What the task asks - Each of the following records is to be output exactly.

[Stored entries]
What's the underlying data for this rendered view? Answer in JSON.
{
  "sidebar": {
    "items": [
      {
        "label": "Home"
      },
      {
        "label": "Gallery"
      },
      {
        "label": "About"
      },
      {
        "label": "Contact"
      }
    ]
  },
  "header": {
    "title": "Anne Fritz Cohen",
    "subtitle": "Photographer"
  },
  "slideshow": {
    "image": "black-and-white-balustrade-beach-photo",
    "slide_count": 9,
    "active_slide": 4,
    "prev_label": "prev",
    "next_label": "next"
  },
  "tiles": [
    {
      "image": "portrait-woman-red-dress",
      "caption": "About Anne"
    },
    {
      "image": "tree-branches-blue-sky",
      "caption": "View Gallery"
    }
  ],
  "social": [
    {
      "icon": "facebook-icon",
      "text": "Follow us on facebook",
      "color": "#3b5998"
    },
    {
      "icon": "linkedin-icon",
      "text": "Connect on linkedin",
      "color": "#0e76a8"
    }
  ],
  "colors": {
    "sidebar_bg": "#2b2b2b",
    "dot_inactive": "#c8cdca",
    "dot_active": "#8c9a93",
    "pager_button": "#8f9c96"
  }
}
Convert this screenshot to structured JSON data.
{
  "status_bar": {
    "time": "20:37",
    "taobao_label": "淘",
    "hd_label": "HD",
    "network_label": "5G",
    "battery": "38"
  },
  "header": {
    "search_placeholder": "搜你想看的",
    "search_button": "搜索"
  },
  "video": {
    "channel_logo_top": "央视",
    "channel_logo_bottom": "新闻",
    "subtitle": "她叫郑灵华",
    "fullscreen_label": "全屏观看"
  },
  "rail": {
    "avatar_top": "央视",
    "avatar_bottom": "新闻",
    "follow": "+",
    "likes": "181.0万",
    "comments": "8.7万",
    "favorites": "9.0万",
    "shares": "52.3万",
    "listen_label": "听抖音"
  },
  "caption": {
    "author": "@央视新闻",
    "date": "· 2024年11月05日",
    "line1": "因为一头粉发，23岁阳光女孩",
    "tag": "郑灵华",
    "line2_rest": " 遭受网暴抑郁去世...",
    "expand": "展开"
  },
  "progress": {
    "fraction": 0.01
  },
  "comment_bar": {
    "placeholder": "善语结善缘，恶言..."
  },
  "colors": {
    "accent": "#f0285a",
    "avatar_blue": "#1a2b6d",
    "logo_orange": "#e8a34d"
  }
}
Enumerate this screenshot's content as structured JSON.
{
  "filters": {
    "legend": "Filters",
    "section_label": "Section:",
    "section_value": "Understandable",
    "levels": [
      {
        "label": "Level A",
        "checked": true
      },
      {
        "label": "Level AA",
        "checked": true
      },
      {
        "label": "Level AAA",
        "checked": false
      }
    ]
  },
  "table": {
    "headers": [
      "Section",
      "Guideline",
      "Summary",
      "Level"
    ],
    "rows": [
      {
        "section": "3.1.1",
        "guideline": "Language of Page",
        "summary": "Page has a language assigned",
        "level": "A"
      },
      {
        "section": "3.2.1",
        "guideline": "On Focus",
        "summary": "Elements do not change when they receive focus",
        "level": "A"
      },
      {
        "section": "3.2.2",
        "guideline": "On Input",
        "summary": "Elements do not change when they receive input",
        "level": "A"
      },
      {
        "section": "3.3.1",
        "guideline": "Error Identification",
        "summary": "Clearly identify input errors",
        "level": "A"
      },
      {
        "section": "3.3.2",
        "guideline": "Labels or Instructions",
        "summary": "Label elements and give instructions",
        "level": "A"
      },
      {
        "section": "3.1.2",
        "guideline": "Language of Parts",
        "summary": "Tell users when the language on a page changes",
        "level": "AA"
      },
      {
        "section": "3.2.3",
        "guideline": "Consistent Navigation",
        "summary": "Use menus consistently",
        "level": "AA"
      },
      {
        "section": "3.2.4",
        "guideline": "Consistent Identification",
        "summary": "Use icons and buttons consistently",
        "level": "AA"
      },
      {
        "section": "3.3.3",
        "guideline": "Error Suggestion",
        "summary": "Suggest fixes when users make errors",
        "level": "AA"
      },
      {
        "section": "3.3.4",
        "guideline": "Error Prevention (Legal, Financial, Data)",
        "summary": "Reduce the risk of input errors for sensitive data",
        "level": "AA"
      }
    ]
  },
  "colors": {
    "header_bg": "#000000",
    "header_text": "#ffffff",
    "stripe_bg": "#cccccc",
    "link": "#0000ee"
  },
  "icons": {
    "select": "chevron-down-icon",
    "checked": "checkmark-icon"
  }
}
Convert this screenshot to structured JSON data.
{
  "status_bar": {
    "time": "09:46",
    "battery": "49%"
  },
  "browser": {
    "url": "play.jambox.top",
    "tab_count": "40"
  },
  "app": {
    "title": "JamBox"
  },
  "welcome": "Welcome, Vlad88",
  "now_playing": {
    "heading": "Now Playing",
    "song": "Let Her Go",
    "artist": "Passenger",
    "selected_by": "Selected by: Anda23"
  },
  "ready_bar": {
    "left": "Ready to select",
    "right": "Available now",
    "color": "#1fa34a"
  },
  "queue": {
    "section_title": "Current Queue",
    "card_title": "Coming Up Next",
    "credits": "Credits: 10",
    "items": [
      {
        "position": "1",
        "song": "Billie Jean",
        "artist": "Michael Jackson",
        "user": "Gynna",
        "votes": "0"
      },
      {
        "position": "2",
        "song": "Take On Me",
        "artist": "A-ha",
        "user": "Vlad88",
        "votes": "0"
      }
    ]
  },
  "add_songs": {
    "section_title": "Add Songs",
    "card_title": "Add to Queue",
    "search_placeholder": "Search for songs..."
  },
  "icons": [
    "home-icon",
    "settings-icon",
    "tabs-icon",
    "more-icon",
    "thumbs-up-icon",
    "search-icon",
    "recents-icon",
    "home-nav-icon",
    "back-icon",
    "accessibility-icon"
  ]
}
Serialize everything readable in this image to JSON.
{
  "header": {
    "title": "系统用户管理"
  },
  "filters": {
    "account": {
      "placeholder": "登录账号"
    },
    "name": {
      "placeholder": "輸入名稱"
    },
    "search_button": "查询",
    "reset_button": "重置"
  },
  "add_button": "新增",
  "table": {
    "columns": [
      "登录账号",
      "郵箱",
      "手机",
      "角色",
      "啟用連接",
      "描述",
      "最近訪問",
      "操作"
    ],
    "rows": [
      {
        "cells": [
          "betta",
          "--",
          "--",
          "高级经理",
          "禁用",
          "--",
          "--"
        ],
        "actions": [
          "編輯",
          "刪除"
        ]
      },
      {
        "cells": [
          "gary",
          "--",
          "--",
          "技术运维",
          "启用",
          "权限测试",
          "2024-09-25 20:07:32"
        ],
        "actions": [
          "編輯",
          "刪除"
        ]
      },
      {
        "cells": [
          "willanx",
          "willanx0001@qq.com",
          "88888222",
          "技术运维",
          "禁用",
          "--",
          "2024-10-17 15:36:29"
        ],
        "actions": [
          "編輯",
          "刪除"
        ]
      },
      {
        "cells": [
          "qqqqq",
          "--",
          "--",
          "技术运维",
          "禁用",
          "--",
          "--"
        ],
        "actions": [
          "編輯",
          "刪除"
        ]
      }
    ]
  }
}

Result of this task -
What's the underlying data for this rendered view? Answer in JSON.
{
  "sidebar": {
    "items": [
      {
        "label": "Home"
      },
      {
        "label": "Gallery"
      },
      {
        "label": "About"
      },
      {
        "label": "Contact"
      }
    ]
  },
  "header": {
    "title": "Anne Fritz Cohen",
    "subtitle": "Photographer"
  },
  "slideshow": {
    "image": "black-and-white-balustrade-beach-photo",
    "slide_count": 9,
    "active_slide": 4,
    "prev_label": "prev",
    "next_label": "next"
  },
  "tiles": [
    {
      "image": "portrait-woman-red-dress",
      "caption": "About Anne"
    },
    {
      "image": "tree-branches-blue-sky",
      "caption": "View Gallery"
    }
  ],
  "social": [
    {
      "icon": "facebook-icon",
      "text": "Follow us on facebook",
      "color": "#3b5998"
    },
    {
      "icon": "linkedin-icon",
      "text": "Connect on linkedin",
      "color": "#0e76a8"
    }
  ],
  "colors": {
    "sidebar_bg": "#2b2b2b",
    "dot_inactive": "#c8cdca",
    "dot_active": "#8c9a93",
    "pager_button": "#8f9c96"
  }
}
Convert this screenshot to structured JSON data.
{
  "status_bar": {
    "time": "20:37",
    "taobao_label": "淘",
    "hd_label": "HD",
    "network_label": "5G",
    "battery": "38"
  },
  "header": {
    "search_placeholder": "搜你想看的",
    "search_button": "搜索"
  },
  "video": {
    "channel_logo_top": "央视",
    "channel_logo_bottom": "新闻",
    "subtitle": "她叫郑灵华",
    "fullscreen_label": "全屏观看"
  },
  "rail": {
    "avatar_top": "央视",
    "avatar_bottom": "新闻",
    "follow": "+",
    "likes": "181.0万",
    "comments": "8.7万",
    "favorites": "9.0万",
    "shares": "52.3万",
    "listen_label": "听抖音"
  },
  "caption": {
    "author": "@央视新闻",
    "date": "· 2024年11月05日",
    "line1": "因为一头粉发，23岁阳光女孩",
    "tag": "郑灵华",
    "line2_rest": " 遭受网暴抑郁去世...",
    "expand": "展开"
  },
  "progress": {
    "fraction": 0.01
  },
  "comment_bar": {
    "placeholder": "善语结善缘，恶言..."
  },
  "colors": {
    "accent": "#f0285a",
    "avatar_blue": "#1a2b6d",
    "logo_orange": "#e8a34d"
  }
}
Enumerate this screenshot's content as structured JSON.
{
  "filters": {
    "legend": "Filters",
    "section_label": "Section:",
    "section_value": "Understandable",
    "levels": [
      {
        "label": "Level A",
        "checked": true
      },
      {
        "label": "Level AA",
        "checked": true
      },
      {
        "label": "Level AAA",
        "checked": false
      }
    ]
  },
  "table": {
    "headers": [
      "Section",
      "Guideline",
      "Summary",
      "Level"
    ],
    "rows": [
      {
        "section": "3.1.1",
        "guideline": "Language of Page",
        "summary": "Page has a language assigned",
        "level": "A"
      },
      {
        "section": "3.2.1",
        "guideline": "On Focus",
        "summary": "Elements do not change when they receive focus",
        "level": "A"
      },
      {
        "section": "3.2.2",
        "guideline": "On Input",
        "summary": "Elements do not change when they receive input",
        "level": "A"
      },
      {
        "section": "3.3.1",
        "guideline": "Error Identification",
        "summary": "Clearly identify input errors",
        "level": "A"
      },
      {
        "section": "3.3.2",
        "guideline": "Labels or Instructions",
        "summary": "Label elements and give instructions",
        "level": "A"
      },
      {
        "section": "3.1.2",
        "guideline": "Language of Parts",
        "summary": "Tell users when the language on a page changes",
        "level": "AA"
      },
      {
        "section": "3.2.3",
        "guideline": "Consistent Navigation",
        "summary": "Use menus consistently",
        "level": "AA"
      },
      {
        "section": "3.2.4",
        "guideline": "Consistent Identification",
        "summary": "Use icons and buttons consistently",
        "level": "AA"
      },
      {
        "section": "3.3.3",
        "guideline": "Error Suggestion",
        "summary": "Suggest fixes when users make errors",
        "level": "AA"
      },
      {
        "section": "3.3.4",
        "guideline": "Error Prevention (Legal, Financial, Data)",
        "summary": "Reduce the risk of input errors for sensitive data",
        "level": "AA"
      }
    ]
  },
  "colors": {
    "header_bg": "#000000",
    "header_text": "#ffffff",
    "stripe_bg": "#cccccc",
    "link": "#0000ee"
  },
  "icons": {
    "select": "chevron-down-icon",
    "checked": "checkmark-icon"
  }
}
Convert this screenshot to structured JSON data.
{
  "status_bar": {
    "time": "09:46",
    "battery": "49%"
  },
  "browser": {
    "url": "play.jambox.top",
    "tab_count": "40"
  },
  "app": {
    "title": "JamBox"
  },
  "welcome": "Welcome, Vlad88",
  "now_playing": {
    "heading": "Now Playing",
    "song": "Let Her Go",
    "artist": "Passenger",
    "selected_by": "Selected by: Anda23"
  },
  "ready_bar": {
    "left": "Ready to select",
    "right": "Available now",
    "color": "#1fa34a"
  },
  "queue": {
    "section_title": "Current Queue",
    "card_title": "Coming Up Next",
    "credits": "Credits: 10",
    "items": [
      {
        "position": "1",
        "song": "Billie Jean",
        "artist": "Michael Jackson",
        "user": "Gynna",
        "votes": "0"
      },
      {
        "position": "2",
        "song": "Take On Me",
        "artist": "A-ha",
        "user": "Vlad88",
        "votes": "0"
      }
    ]
  },
  "add_songs": {
    "section_title": "Add Songs",
    "card_title": "Add to Queue",
    "search_placeholder": "Search for songs..."
  },
  "icons": [
    "home-icon",
    "settings-icon",
    "tabs-icon",
    "more-icon",
    "thumbs-up-icon",
    "search-icon",
    "recents-icon",
    "home-nav-icon",
    "back-icon",
    "accessibility-icon"
  ]
}
Serialize everything readable in this image to JSON.
{
  "header": {
    "title": "系统用户管理"
  },
  "filters": {
    "account": {
      "placeholder": "登录账号"
    },
    "name": {
      "placeholder": "輸入名稱"
    },
    "search_button": "查询",
    "reset_button": "重置"
  },
  "add_button": "新增",
  "table": {
    "columns": [
      "登录账号",
      "郵箱",
      "手机",
      "角色",
      "啟用連接",
      "描述",
      "最近訪問",
      "操作"
    ],
    "rows": [
      {
        "cells": [
          "betta",
          "--",
          "--",
          "高级经理",
          "禁用",
          "--",
          "--"
        ],
        "actions": [
          "編輯",
          "刪除"
        ]
      },
      {
        "cells": [
          "gary",
          "--",
          "--",
          "技术运维",
          "启用",
          "权限测试",
          "2024-09-25 20:07:32"
        ],
        "actions": [
          "編輯",
          "刪除"
        ]
      },
      {
        "cells": [
          "willanx",
          "willanx0001@qq.com",
          "88888222",
          "技术运维",
          "禁用",
          "--",
          "2024-10-17 15:36:29"
        ],
        "actions": [
          "編輯",
          "刪除"
        ]
      },
      {
        "cells": [
          "qqqqq",
          "--",
          "--",
          "技术运维",
          "禁用",
          "--",
          "--"
        ],
        "actions": [
          "編輯",
          "刪除"
        ]
      }
    ]
  }
}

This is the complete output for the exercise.